[Dataset rows describing interfaces]
....................
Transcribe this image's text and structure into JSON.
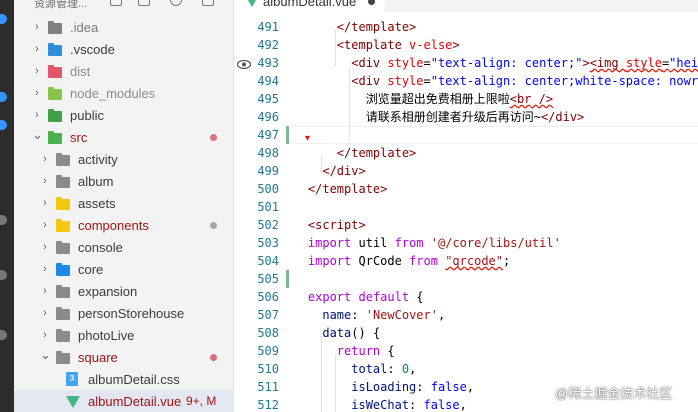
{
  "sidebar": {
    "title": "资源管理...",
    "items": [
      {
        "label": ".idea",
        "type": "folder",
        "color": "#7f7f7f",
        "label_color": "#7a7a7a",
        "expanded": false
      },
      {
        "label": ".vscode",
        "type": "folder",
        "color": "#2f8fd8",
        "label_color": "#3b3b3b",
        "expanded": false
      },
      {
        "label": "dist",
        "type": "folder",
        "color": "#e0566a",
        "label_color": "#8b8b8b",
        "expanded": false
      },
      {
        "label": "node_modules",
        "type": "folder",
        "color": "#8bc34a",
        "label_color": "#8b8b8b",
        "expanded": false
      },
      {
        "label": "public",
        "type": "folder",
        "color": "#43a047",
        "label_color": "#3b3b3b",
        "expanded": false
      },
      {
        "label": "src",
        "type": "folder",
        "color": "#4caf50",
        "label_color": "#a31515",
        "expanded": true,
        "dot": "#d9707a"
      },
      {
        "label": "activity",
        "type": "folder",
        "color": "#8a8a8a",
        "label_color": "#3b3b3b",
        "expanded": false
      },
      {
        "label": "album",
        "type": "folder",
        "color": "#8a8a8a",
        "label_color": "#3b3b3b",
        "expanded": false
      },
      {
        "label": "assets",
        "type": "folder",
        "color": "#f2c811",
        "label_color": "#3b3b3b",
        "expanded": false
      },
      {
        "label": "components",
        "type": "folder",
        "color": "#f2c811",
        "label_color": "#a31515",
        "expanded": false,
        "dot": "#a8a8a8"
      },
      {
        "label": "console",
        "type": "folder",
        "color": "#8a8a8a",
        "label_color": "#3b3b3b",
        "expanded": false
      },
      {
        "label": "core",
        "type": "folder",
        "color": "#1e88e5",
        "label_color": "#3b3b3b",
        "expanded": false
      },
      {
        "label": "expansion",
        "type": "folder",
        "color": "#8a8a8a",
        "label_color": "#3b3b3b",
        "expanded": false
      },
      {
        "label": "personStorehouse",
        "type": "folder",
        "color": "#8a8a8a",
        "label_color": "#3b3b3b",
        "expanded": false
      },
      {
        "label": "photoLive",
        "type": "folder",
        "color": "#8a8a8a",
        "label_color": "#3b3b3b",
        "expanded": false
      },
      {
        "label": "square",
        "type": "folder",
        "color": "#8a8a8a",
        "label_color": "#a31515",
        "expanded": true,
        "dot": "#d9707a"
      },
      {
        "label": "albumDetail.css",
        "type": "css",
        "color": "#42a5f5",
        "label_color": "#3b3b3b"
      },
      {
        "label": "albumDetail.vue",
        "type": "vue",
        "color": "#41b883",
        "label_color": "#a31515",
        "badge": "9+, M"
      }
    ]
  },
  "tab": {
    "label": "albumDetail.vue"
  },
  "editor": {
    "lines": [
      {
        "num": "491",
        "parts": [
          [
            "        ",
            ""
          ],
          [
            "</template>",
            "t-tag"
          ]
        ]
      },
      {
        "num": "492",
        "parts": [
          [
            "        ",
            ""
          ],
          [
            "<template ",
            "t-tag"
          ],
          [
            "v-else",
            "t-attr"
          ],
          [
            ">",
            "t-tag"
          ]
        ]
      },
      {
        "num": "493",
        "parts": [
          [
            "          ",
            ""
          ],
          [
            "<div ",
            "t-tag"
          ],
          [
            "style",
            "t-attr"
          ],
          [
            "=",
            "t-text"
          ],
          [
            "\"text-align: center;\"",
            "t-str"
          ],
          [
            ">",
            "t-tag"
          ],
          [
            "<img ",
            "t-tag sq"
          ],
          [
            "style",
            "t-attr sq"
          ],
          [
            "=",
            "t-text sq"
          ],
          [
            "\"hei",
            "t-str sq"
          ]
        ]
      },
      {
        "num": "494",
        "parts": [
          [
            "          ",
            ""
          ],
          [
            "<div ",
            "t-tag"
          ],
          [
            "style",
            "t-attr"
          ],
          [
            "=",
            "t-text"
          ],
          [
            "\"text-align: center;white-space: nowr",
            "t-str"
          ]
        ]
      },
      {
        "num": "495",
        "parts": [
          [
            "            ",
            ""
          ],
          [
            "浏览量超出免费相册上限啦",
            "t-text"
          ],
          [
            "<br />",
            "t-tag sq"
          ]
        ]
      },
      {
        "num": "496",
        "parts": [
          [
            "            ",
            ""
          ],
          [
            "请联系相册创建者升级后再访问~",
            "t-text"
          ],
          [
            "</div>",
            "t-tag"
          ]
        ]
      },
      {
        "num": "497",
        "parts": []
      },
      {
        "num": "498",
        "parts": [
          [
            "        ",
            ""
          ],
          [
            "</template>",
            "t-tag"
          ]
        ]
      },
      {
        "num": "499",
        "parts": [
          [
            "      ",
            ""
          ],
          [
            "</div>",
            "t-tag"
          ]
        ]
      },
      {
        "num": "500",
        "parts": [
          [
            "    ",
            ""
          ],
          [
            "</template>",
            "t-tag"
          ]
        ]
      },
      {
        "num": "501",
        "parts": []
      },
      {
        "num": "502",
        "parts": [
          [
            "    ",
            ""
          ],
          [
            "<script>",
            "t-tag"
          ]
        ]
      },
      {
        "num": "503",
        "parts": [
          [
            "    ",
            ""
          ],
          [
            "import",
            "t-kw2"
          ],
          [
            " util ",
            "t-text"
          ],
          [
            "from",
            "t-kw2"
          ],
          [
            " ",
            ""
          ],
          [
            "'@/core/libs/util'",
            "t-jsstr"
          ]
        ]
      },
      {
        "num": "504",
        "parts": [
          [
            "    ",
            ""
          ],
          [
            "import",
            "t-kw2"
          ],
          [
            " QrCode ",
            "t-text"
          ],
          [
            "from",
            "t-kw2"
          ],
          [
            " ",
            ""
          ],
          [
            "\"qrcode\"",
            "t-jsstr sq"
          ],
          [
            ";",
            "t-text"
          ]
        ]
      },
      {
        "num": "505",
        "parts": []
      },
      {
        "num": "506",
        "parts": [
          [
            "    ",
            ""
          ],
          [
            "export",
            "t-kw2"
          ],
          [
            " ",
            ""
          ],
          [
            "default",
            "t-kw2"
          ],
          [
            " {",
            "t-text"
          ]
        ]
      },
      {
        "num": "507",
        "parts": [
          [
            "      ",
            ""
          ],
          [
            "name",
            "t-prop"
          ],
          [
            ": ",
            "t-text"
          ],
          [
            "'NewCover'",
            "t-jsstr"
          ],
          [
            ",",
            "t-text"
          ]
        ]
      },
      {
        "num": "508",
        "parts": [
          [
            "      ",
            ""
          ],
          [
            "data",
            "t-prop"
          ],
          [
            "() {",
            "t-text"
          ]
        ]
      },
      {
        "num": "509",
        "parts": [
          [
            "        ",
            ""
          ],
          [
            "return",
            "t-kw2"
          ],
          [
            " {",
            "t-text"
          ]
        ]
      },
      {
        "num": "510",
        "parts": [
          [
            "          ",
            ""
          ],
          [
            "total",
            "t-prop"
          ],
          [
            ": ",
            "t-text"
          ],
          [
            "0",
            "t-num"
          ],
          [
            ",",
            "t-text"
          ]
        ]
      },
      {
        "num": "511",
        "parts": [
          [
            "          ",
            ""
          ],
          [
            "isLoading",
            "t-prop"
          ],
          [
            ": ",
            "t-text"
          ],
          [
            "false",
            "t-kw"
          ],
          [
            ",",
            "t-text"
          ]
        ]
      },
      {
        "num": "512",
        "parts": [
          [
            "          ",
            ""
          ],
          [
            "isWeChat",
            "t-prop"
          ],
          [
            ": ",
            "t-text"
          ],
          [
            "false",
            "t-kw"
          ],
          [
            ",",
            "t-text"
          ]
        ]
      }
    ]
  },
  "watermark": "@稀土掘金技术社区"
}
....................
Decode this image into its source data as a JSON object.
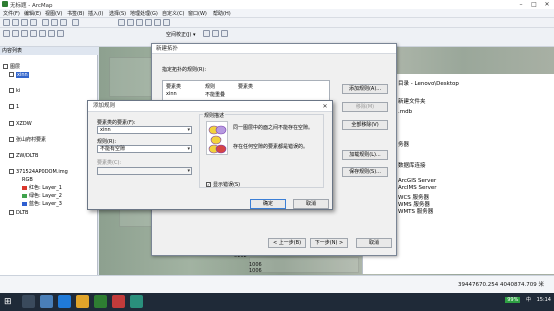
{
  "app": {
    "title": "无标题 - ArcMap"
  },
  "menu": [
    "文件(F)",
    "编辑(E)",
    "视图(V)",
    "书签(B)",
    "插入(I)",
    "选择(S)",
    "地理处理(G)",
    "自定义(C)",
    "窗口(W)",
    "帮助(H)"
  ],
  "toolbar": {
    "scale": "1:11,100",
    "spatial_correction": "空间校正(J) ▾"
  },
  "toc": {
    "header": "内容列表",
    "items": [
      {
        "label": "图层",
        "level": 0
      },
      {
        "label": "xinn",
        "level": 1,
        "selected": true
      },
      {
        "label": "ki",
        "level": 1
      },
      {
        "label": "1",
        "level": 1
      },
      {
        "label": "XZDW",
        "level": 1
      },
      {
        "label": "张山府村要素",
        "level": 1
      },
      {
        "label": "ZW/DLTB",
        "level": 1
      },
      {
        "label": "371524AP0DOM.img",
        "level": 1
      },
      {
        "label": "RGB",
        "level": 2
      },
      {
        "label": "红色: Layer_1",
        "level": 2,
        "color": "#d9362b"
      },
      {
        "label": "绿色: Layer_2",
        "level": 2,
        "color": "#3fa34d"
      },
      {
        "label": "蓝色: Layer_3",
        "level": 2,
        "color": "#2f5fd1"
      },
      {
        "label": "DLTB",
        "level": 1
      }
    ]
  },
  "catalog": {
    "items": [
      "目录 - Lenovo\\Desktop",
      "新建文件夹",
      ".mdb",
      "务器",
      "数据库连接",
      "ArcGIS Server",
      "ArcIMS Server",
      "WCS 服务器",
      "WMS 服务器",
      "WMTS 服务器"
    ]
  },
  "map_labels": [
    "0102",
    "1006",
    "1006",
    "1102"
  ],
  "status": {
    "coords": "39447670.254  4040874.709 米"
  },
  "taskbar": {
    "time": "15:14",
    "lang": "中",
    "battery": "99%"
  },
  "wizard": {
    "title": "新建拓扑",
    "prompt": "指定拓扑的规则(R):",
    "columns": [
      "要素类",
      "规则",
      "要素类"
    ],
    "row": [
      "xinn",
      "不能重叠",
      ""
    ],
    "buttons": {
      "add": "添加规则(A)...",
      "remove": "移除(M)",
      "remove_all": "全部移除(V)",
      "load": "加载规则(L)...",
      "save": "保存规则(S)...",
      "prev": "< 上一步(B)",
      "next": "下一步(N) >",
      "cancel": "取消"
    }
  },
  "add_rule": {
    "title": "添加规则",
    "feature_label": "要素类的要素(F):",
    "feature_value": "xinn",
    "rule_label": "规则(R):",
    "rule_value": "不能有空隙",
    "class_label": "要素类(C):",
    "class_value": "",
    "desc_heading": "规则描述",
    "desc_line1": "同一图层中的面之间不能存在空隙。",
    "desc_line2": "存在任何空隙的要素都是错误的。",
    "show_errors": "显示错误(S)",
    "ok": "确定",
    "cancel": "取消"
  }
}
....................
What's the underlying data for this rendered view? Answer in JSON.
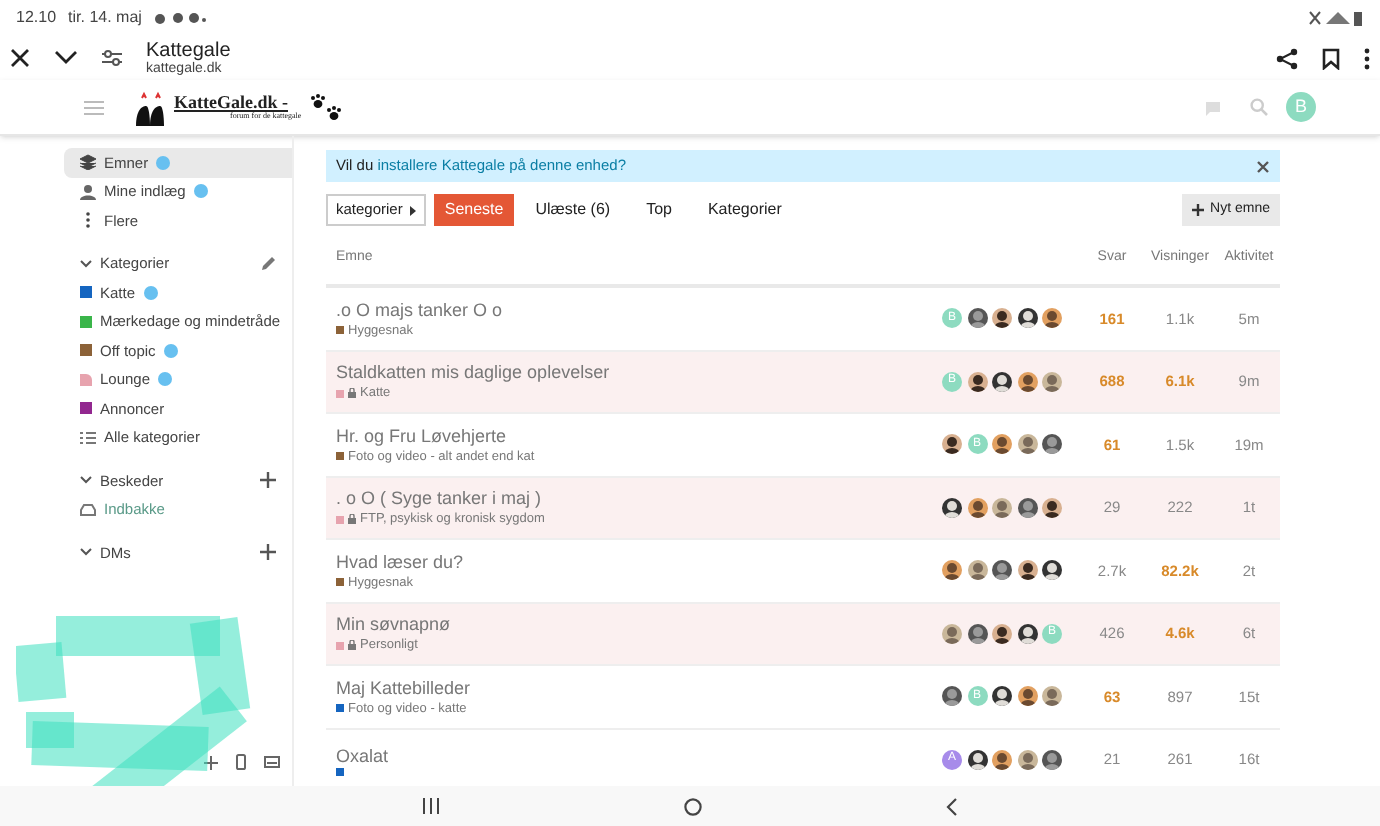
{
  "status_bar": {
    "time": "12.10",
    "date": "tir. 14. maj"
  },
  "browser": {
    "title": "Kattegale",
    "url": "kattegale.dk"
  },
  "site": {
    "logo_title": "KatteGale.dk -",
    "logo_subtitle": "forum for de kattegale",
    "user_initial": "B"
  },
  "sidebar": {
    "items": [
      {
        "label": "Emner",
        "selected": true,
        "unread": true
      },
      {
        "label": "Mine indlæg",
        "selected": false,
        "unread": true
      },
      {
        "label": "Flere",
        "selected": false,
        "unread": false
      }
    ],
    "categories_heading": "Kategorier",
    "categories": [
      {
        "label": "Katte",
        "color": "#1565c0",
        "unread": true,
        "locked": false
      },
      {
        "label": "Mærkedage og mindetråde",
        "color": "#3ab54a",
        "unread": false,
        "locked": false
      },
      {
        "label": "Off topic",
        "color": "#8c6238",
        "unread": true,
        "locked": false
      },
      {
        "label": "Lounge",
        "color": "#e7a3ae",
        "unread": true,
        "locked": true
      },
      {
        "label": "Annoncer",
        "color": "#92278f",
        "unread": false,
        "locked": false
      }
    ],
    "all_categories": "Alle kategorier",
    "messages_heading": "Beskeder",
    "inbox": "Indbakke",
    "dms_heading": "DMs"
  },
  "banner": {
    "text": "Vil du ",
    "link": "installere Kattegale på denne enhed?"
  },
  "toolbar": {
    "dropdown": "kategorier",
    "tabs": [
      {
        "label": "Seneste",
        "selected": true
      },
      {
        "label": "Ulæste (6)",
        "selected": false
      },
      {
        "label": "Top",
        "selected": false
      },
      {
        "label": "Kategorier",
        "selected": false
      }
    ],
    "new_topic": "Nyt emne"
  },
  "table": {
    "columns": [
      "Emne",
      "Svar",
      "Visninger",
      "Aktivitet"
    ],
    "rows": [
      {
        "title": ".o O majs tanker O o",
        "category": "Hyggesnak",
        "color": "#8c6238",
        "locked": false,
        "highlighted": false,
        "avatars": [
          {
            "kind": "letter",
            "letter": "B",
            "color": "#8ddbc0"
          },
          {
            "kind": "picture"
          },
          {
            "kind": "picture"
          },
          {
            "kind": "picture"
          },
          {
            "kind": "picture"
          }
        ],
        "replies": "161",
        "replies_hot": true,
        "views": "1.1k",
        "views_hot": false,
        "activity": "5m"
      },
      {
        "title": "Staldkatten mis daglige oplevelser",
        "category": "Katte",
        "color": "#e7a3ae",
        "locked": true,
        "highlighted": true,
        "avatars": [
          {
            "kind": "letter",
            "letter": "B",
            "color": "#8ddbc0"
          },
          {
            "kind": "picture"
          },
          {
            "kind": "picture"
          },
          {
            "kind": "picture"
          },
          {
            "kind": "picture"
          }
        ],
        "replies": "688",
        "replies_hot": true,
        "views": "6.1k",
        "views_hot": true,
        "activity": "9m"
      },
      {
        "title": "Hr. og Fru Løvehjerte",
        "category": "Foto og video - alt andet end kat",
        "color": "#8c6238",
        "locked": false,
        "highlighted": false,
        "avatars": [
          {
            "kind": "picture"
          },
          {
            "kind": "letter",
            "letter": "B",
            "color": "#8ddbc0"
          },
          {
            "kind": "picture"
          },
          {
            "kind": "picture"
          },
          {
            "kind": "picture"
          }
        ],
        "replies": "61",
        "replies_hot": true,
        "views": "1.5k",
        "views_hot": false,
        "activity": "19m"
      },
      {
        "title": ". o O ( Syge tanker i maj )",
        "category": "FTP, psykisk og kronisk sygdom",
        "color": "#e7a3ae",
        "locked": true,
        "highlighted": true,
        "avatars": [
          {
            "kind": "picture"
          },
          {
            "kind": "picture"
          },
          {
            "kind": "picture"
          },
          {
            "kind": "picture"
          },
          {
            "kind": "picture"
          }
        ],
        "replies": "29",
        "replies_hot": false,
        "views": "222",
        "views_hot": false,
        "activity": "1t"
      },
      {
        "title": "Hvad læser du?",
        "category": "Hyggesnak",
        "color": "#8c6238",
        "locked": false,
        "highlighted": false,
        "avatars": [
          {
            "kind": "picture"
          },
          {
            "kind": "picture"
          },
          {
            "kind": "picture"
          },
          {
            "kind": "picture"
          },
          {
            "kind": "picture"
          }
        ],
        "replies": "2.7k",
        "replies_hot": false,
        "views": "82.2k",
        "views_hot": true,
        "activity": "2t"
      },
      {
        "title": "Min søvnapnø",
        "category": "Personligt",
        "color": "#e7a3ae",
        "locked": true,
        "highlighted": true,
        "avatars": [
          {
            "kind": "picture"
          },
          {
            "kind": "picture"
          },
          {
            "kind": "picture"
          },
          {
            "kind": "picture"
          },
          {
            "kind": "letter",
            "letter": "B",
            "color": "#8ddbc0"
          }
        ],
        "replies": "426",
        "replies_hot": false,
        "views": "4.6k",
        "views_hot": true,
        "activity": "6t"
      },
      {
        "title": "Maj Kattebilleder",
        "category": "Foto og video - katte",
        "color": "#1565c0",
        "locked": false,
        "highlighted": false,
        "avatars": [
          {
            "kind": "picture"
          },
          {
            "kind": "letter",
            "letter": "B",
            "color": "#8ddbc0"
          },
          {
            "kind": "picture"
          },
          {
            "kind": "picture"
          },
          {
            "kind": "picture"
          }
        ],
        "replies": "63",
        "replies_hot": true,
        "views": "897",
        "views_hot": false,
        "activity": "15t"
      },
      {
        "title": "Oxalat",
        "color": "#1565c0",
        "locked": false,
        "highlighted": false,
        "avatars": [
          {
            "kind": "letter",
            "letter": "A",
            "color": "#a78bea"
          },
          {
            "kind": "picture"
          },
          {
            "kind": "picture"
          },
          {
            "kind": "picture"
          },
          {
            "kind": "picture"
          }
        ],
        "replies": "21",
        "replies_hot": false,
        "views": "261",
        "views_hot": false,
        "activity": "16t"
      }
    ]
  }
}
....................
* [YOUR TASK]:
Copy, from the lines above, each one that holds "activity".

* [TASK RESULT]:
        "label": "activity",
        "activity": "5m"
        "activity": "9m"
        "activity": "19m"
        "activity": "1t"
        "activity": "2t"
        "activity": "6t"
        "activity": "15t"
        "activity": "16t"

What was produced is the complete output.